Friday Funny

Wednesday, August 1, 2018

Who Should Manage Your Company's Social Media?

By Sean Hawkins

Who should be in charge of your company's social media, Customer Service, Marketing, or perhaps Sales? For organizations wanting a positive and meaningful presence on social media, this question must be answered with thoughtful consideration. There are varying opinions among experts, and I must confess, I find relevancy in most of them. However, I think each business must look at a few factors when determining who will ultimately be responsible for social media.

What is the purpose?
In the quest to “become social”, this question is often overlooked. However, this should be the first step in planning process. The rush to become a social media adopter, often comes at the expense of failing to define why a presence is needed. So, ask your teams, “Why do we need to be on social media?”

Each team will have a different response. The sales team will obviously want to increase sale opportunities, while the support team will want to assist and engage customers. From a marketing perspective, social media is a gift form the gods!  All of these teams have a valid reason to manage social media. However, the social message would be different for each.

Simply put, the social message is what you are tweeting, posting or blogging. Numerous messages, has the potential to confuse your audience. This confusion will lead to bad experiences and a bad reputation.

Who is the intended audience?
Every social communication should be made with an audience in mind. Furthermore, it should lead to a call to action or, cause a reaction. Your presence can lead to customer retention, increased sales, or a greater visibility. Most importantly, your communications will find a target. As the saying goes, “the odds of hitting your target go up dramatically when you aim at it.” Defining who you want to reach, increases your chances of connecting with them.

Defining your audience will lead you closer to determining who will handle social media.

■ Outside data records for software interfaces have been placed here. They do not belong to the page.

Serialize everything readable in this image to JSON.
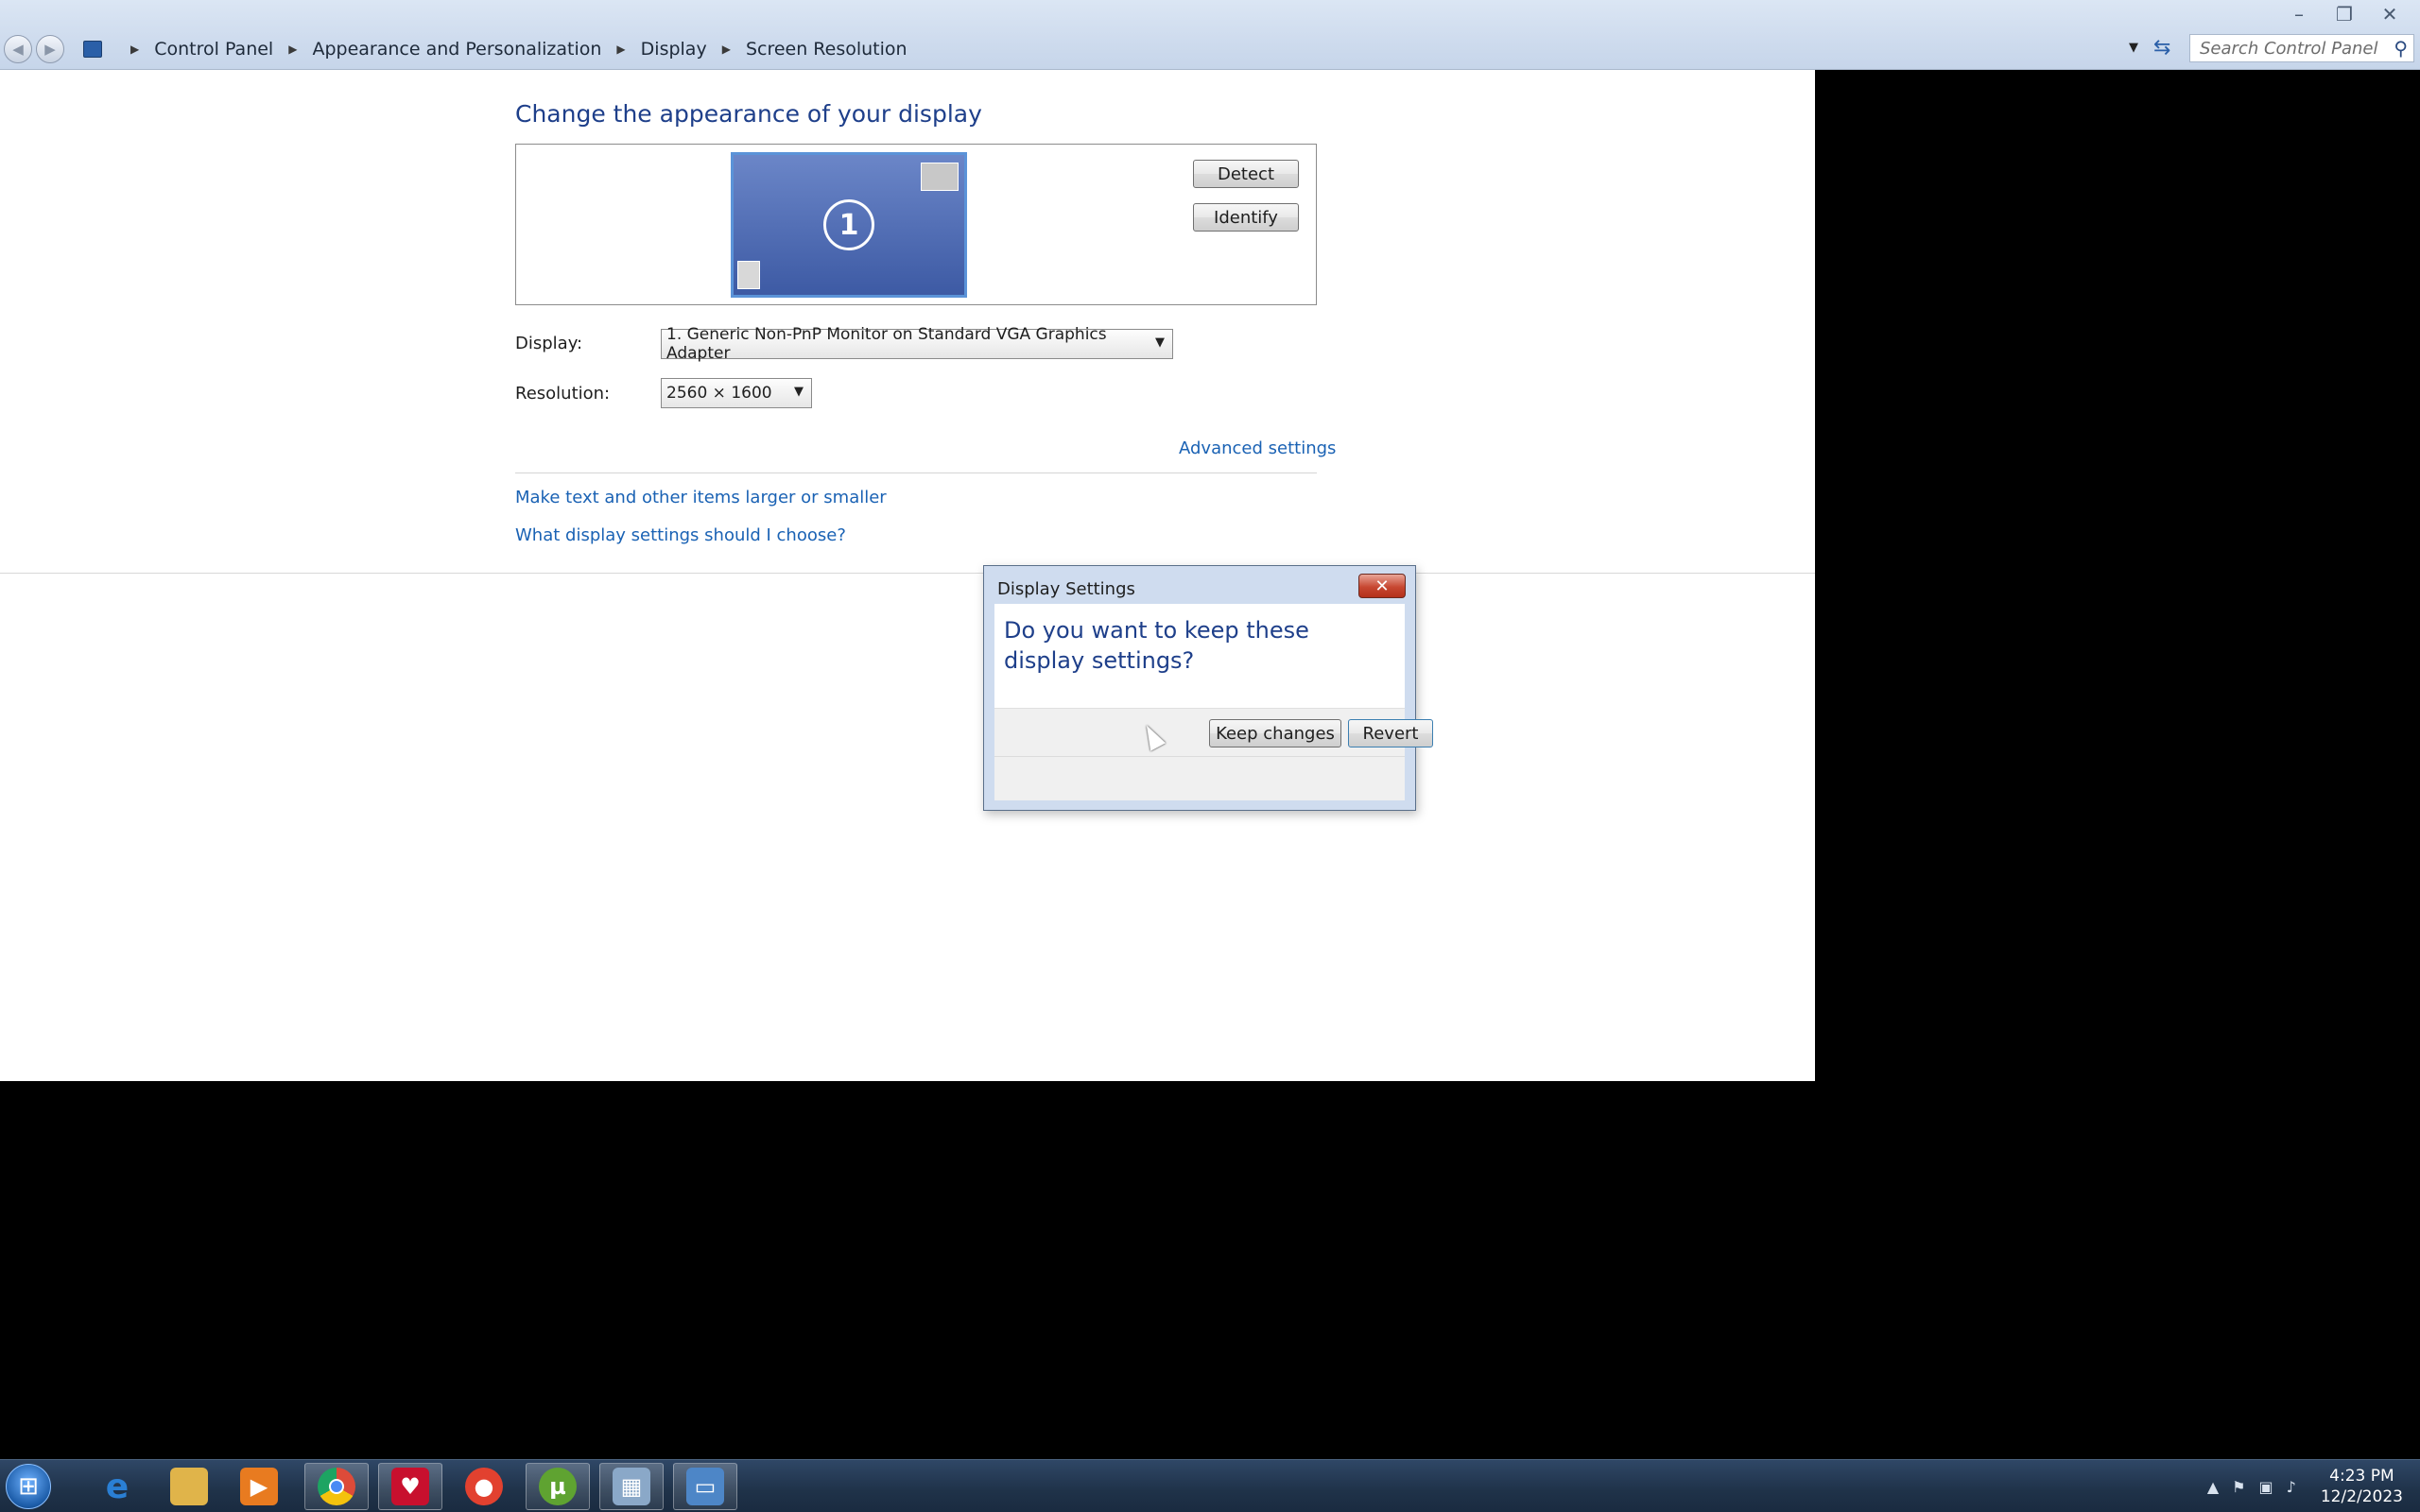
{
  "window": {
    "minimize": "–",
    "restore": "❐",
    "close": "✕"
  },
  "breadcrumb": {
    "items": [
      "Control Panel",
      "Appearance and Personalization",
      "Display",
      "Screen Resolution"
    ]
  },
  "search": {
    "placeholder": "Search Control Panel"
  },
  "main": {
    "title": "Change the appearance of your display",
    "monitor_number": "1",
    "detect_label": "Detect",
    "identify_label": "Identify",
    "display_label": "Display:",
    "display_value": "1. Generic Non-PnP Monitor on Standard VGA Graphics Adapter",
    "resolution_label": "Resolution:",
    "resolution_value": "2560 × 1600",
    "advanced_link": "Advanced settings",
    "text_size_link": "Make text and other items larger or smaller",
    "what_settings_link": "What display settings should I choose?"
  },
  "dialog": {
    "title": "Display Settings",
    "question": "Do you want to keep these display settings?",
    "keep_label": "Keep changes",
    "revert_label": "Revert"
  },
  "taskbar": {
    "apps": [
      {
        "name": "internet-explorer",
        "color": "#2a7fd4"
      },
      {
        "name": "file-explorer",
        "color": "#e0b44a"
      },
      {
        "name": "media-player",
        "color": "#e87b20"
      },
      {
        "name": "chrome",
        "color": "#dd4b39"
      },
      {
        "name": "red-app",
        "color": "#c8102e"
      },
      {
        "name": "vpn-app",
        "color": "#e2412f"
      },
      {
        "name": "utorrent",
        "color": "#5fa331"
      },
      {
        "name": "calculator",
        "color": "#8aa8c8"
      },
      {
        "name": "control-panel",
        "color": "#4d86c7"
      }
    ],
    "time": "4:23 PM",
    "date": "12/2/2023"
  },
  "colors": {
    "accent_title": "#1e3f8a",
    "link": "#1a62b4",
    "taskbar": "#1f3249"
  }
}
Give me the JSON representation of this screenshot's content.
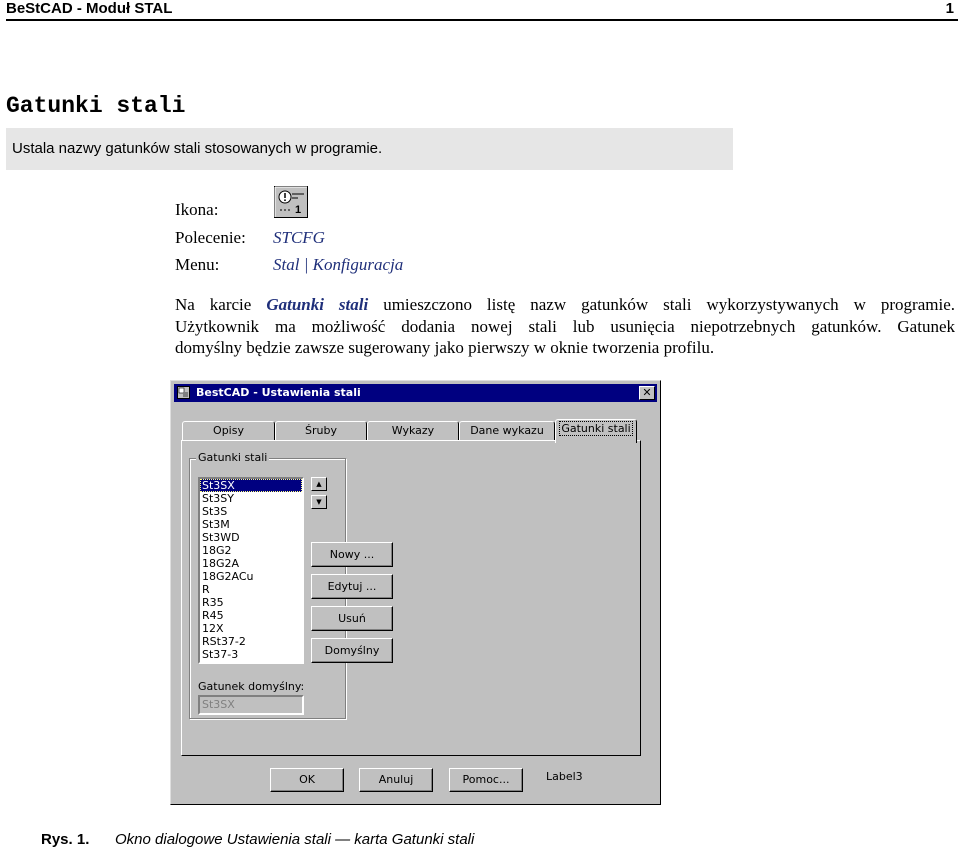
{
  "header": {
    "title": "BeStCAD - Moduł STAL",
    "page_number": "1"
  },
  "section": {
    "title": "Gatunki stali",
    "summary": "Ustala nazwy gatunków stali stosowanych w programie."
  },
  "meta": {
    "icon_label": "Ikona:",
    "command_label": "Polecenie:",
    "command_value": "STCFG",
    "menu_label": "Menu:",
    "menu_value": "Stal | Konfiguracja",
    "icon_name": "steel-config-toolbar-icon"
  },
  "paragraph": {
    "line1_before": "Na karcie ",
    "line1_emph": "Gatunki stali",
    "line1_after": " umieszczono listę nazw gatunków stali wykorzystywanych w programie.",
    "line2": "Użytkownik ma możliwość dodania nowej stali lub usunięcia niepotrzebnych gatunków. Gatunek",
    "line3": "domyślny będzie zawsze sugerowany jako pierwszy w oknie tworzenia profilu."
  },
  "dialog": {
    "title": "BestCAD - Ustawienia stali",
    "close_glyph": "✕",
    "tabs": [
      "Opisy",
      "Śruby",
      "Wykazy",
      "Dane wykazu",
      "Gatunki stali"
    ],
    "active_tab": "Gatunki stali",
    "group_label": "Gatunki stali",
    "steel_grades": [
      "St3SX",
      "St3SY",
      "St3S",
      "St3M",
      "St3WD",
      "18G2",
      "18G2A",
      "18G2ACu",
      "R",
      "R35",
      "R45",
      "12X",
      "RSt37-2",
      "St37-3"
    ],
    "selected_grade": "St3SX",
    "spin_up": "▲",
    "spin_down": "▼",
    "buttons": {
      "new": "Nowy ...",
      "edit": "Edytuj ...",
      "delete": "Usuń",
      "default": "Domyślny",
      "ok": "OK",
      "cancel": "Anuluj",
      "help": "Pomoc..."
    },
    "default_label": "Gatunek domyślny:",
    "default_value": "St3SX",
    "extra_label": "Label3"
  },
  "caption": {
    "number": "Rys. 1.",
    "text": "Okno dialogowe Ustawienia stali — karta Gatunki stali"
  }
}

An alternative
Rather than having one team manage social media, a multi-presence approach may work best. Each team will have their own presence in the social spaces. Collaboration, communication and cross training, will ensure each team’s message and audience connects.

All teams should communicate internally regarding their external message. What is the benefit? Consider a customer who reached the Sales team via Twitter regarding a service related issue. With prior feedback from the support team, there is a greater chance of first contact resolution. This leads to a better overall experience for the customer. What is the alternative?

Have you ever received a response via social, to call or email support? That alone can be a bother. This is compounded by internal communication failures in which you must repeat your problem again, to someone who had no idea you made previous contact with the organization. I don't suggest that a channel pivot from social is never warranted, but I am suggesting it be done as a necessity, and not due to poor processes.

It’s all about the customer
Social media has taught us much about the customer relationship. Most importantly, we understand it has given customers the ability to instantly shape a brand's perception. What brands are doing social media well? Ask their customers! The same can be said for the brands that are failing. A quick visit to social media, is all it takes.

We owe it to our customers, as well as our organization, to provide the best service. We must be willing to meet them where they are (yes, that means social) and remove any barriers.

I have over 15 years of progressive customer service leadership experience in the public, private and government sectors. I have led or consulted contact centers of various sizes across numerous industries. Additionally, I’ve implemented new technology and products, while maintaining award-winning contact centers.

Connect with me on LinkedIn and Twitter.